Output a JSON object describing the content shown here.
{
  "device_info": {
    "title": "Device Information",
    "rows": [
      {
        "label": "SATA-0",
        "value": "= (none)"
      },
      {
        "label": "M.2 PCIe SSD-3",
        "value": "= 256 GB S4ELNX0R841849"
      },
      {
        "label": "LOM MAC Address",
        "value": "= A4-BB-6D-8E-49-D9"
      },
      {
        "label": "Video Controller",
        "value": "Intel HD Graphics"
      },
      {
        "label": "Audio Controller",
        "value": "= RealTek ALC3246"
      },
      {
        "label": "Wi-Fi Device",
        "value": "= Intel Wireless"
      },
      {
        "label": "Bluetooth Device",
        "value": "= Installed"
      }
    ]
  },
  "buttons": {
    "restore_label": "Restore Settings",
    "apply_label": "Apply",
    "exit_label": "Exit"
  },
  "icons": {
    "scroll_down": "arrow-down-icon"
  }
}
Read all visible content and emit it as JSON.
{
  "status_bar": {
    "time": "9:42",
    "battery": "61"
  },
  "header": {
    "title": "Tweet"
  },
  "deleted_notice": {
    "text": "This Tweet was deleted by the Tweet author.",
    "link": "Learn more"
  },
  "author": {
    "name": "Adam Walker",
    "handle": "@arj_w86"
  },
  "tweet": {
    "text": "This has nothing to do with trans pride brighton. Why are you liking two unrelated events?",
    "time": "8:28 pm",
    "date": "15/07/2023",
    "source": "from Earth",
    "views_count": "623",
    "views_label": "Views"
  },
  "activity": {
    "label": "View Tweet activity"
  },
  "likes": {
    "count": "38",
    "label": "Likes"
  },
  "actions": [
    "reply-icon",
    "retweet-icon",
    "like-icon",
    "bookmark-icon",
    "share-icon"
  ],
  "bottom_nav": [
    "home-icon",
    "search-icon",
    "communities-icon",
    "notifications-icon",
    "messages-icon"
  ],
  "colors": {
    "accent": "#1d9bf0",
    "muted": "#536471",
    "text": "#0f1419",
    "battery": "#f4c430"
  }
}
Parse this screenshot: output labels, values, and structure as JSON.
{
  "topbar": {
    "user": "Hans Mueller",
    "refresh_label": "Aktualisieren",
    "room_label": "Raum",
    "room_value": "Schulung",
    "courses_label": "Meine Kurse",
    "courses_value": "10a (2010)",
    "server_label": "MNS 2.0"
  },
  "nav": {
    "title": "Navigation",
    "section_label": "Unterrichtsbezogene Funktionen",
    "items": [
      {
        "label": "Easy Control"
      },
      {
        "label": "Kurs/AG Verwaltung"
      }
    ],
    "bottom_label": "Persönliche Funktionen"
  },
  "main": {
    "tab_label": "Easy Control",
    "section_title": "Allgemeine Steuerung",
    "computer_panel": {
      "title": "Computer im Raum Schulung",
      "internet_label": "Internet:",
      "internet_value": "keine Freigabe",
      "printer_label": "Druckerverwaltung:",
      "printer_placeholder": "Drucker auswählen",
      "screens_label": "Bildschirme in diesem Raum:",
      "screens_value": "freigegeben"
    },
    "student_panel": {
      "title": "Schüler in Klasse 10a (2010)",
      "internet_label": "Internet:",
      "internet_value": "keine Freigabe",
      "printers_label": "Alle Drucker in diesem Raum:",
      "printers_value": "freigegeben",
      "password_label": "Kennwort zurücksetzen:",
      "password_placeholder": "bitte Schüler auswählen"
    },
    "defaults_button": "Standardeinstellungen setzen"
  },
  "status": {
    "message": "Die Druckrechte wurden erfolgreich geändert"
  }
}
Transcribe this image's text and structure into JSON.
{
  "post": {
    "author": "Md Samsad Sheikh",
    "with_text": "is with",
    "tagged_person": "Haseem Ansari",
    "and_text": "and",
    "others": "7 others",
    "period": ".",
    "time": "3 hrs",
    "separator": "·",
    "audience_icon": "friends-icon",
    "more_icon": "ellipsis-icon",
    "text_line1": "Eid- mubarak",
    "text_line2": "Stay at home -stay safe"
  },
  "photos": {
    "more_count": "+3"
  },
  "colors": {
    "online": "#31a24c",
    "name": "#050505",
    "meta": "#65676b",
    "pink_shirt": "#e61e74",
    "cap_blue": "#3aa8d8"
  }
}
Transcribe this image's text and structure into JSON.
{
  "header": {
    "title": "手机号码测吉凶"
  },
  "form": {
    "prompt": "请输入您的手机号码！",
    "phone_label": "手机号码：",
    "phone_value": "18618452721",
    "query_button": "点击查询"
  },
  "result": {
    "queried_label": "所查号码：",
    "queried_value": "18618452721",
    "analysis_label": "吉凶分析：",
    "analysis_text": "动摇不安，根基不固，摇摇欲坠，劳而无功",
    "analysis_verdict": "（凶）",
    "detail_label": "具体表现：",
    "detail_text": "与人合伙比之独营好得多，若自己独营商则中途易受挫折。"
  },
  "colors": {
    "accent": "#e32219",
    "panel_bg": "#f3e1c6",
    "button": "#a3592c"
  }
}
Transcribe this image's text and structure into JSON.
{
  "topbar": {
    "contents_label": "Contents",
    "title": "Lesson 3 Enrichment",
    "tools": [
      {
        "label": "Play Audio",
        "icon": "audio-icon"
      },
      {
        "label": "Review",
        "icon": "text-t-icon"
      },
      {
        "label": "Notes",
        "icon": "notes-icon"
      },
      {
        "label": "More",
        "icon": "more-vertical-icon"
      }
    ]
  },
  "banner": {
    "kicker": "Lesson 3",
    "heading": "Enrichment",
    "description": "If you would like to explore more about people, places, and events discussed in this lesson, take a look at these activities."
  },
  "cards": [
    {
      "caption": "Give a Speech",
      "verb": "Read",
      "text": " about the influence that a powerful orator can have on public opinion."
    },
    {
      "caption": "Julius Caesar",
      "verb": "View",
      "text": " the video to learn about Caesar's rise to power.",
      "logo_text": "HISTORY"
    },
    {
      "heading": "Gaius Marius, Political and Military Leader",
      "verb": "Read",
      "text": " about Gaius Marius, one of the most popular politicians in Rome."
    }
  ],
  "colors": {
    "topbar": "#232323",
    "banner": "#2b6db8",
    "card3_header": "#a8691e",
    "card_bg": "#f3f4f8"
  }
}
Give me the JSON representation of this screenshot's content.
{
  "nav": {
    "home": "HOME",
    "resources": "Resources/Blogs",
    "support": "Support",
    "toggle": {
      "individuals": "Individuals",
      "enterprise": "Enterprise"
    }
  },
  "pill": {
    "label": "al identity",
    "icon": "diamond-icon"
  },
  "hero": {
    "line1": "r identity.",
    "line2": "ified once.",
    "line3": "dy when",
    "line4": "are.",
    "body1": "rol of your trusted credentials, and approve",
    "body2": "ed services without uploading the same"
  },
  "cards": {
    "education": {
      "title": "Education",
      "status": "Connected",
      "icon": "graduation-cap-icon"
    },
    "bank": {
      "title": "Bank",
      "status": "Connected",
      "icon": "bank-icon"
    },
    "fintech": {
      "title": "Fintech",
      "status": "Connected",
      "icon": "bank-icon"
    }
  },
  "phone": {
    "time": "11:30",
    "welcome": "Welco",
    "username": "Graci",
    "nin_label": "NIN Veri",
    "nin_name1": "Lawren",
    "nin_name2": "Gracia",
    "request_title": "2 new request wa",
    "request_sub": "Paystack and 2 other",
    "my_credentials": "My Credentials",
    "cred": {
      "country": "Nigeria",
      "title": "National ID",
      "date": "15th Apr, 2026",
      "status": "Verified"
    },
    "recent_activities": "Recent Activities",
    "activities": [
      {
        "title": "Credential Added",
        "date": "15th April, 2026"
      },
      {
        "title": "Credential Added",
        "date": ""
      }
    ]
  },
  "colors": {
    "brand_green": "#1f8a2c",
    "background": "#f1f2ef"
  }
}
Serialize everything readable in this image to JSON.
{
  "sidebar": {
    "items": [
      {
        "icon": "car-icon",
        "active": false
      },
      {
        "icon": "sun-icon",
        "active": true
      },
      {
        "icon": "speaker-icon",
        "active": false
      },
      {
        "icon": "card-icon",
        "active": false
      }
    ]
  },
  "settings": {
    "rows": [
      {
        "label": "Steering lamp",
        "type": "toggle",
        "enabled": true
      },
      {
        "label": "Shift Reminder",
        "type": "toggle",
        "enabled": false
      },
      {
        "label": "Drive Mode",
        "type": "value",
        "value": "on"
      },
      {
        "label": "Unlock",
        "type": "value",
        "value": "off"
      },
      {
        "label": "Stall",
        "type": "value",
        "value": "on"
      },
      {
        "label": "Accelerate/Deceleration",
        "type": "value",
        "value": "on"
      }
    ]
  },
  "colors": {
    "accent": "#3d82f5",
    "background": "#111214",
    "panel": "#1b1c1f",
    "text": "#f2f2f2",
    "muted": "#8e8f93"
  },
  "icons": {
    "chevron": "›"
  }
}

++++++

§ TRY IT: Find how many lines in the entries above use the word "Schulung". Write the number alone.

§ OUTPUT FOR THIS TASK: 2